One of India's biggest Bollywood exports, Monsoon Wedding, shows the celebration that traditionally comes with the annual rains. Rural villages dance with excitement as the deluge recharges the water table, bringing hope for a good crop in the ensuing months. Urban areas, however, greet the monsoon with greater caution. Mumbai's 2005 flood shut the city down for days, resulting in loss of life and crippling the country's economic capital. Other Indian cities have experienced similar destruction. For urban informal communities, the annual rains wreak havoc on their lives. Read more or discuss.

The risk of bundling the 65 million that live in 'slums' in India
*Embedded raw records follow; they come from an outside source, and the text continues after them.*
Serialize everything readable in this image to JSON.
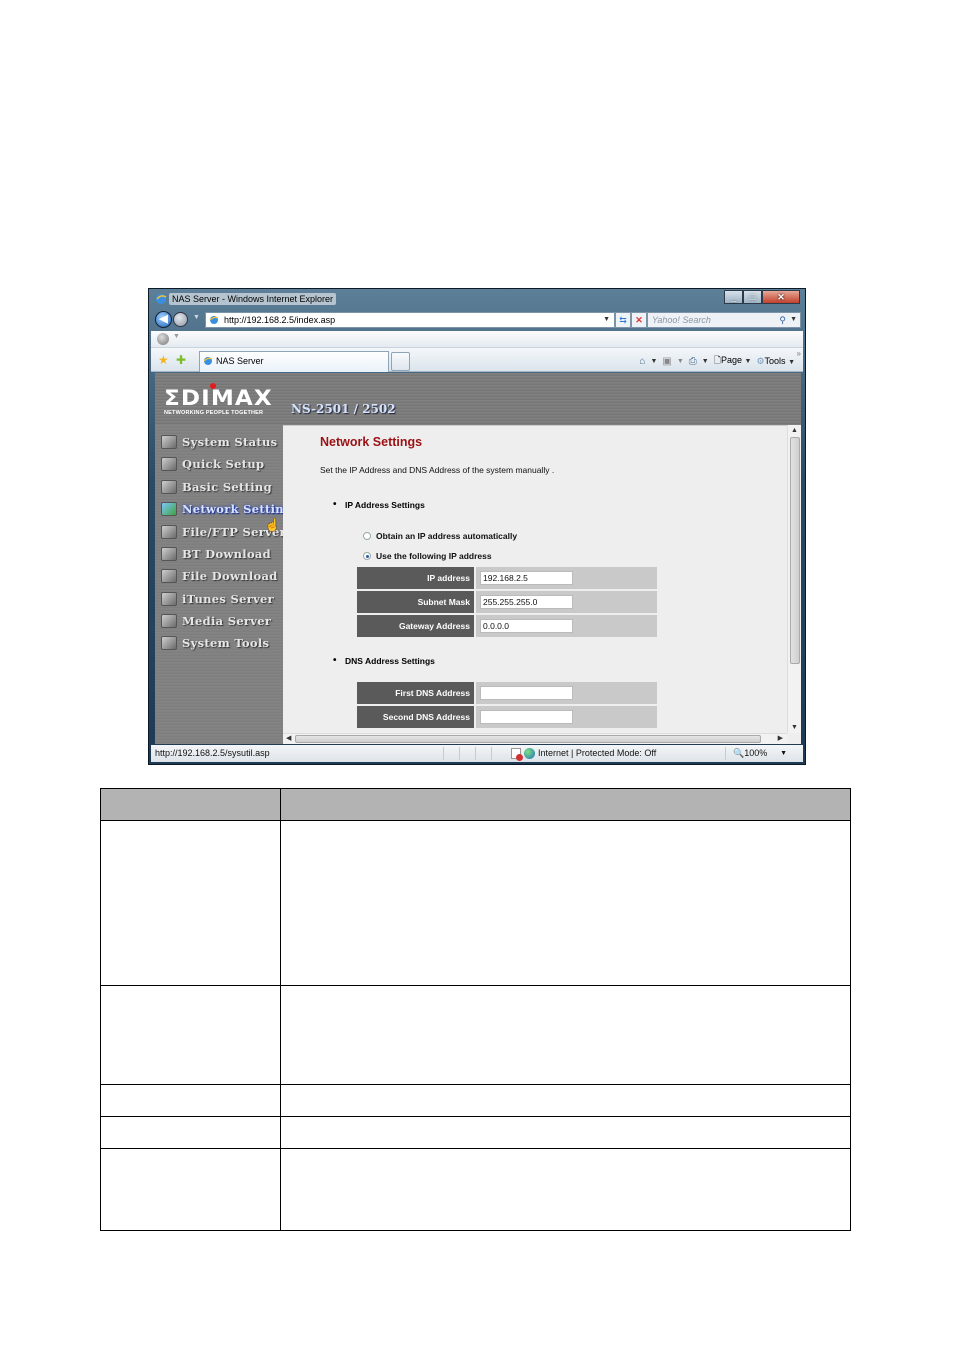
{
  "browser": {
    "window_title": "NAS Server - Windows Internet Explorer",
    "address": "http://192.168.2.5/index.asp",
    "search_placeholder": "Yahoo! Search",
    "tab_title": "NAS Server",
    "toolbar": {
      "page_label": "Page",
      "tools_label": "Tools"
    },
    "status": {
      "url": "http://192.168.2.5/sysutil.asp",
      "zone": "Internet | Protected Mode: Off",
      "zoom": "100%"
    }
  },
  "app": {
    "brand": "ΣDIMAX",
    "tagline": "NETWORKING PEOPLE TOGETHER",
    "model": "NS-2501 / 2502",
    "nav": [
      {
        "label": "System Status",
        "active": false
      },
      {
        "label": "Quick Setup",
        "active": false
      },
      {
        "label": "Basic Setting",
        "active": false
      },
      {
        "label": "Network Setting",
        "active": true
      },
      {
        "label": "File/FTP Server",
        "active": false
      },
      {
        "label": "BT Download",
        "active": false
      },
      {
        "label": "File Download",
        "active": false
      },
      {
        "label": "iTunes Server",
        "active": false
      },
      {
        "label": "Media Server",
        "active": false
      },
      {
        "label": "System Tools",
        "active": false
      }
    ],
    "page": {
      "title": "Network Settings",
      "description": "Set the IP Address and DNS Address of the system manually .",
      "ip_section": {
        "title": "IP Address Settings",
        "options": [
          {
            "label": "Obtain an IP address automatically",
            "checked": false
          },
          {
            "label": "Use the following IP address",
            "checked": true
          }
        ],
        "fields": [
          {
            "label": "IP address",
            "value": "192.168.2.5"
          },
          {
            "label": "Subnet Mask",
            "value": "255.255.255.0"
          },
          {
            "label": "Gateway Address",
            "value": "0.0.0.0"
          }
        ]
      },
      "dns_section": {
        "title": "DNS Address Settings",
        "fields": [
          {
            "label": "First DNS Address",
            "value": ""
          },
          {
            "label": "Second DNS Address",
            "value": ""
          }
        ]
      }
    }
  },
  "document_table": {
    "header": [
      "",
      ""
    ],
    "rows": [
      [
        "",
        ""
      ],
      [
        "",
        ""
      ],
      [
        "",
        ""
      ],
      [
        "",
        ""
      ],
      [
        "",
        ""
      ]
    ]
  }
}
Slums in the census are defined as "residential areas where dwellings are unfit for human habitation" because they are dilapidated, cramped, poorly ventilated, unclean, or "any combination of these factors which are detrimental to the safety and health". For the latest round, the census designated slums in three different ways - notified, recognized and identified (identified slums do not have legal status as a slum, but must consist of at least 60-70 tenements with at least 300 people). Read more.

Bridging the skill gap: India's urban workforce

Manmohan Singh, India's prime minister, speaking during India's 66th independence day, admitted that the government has not done enough on skill building for India's youth and announced the setting up of a national skill development agency (NSDA). Read more.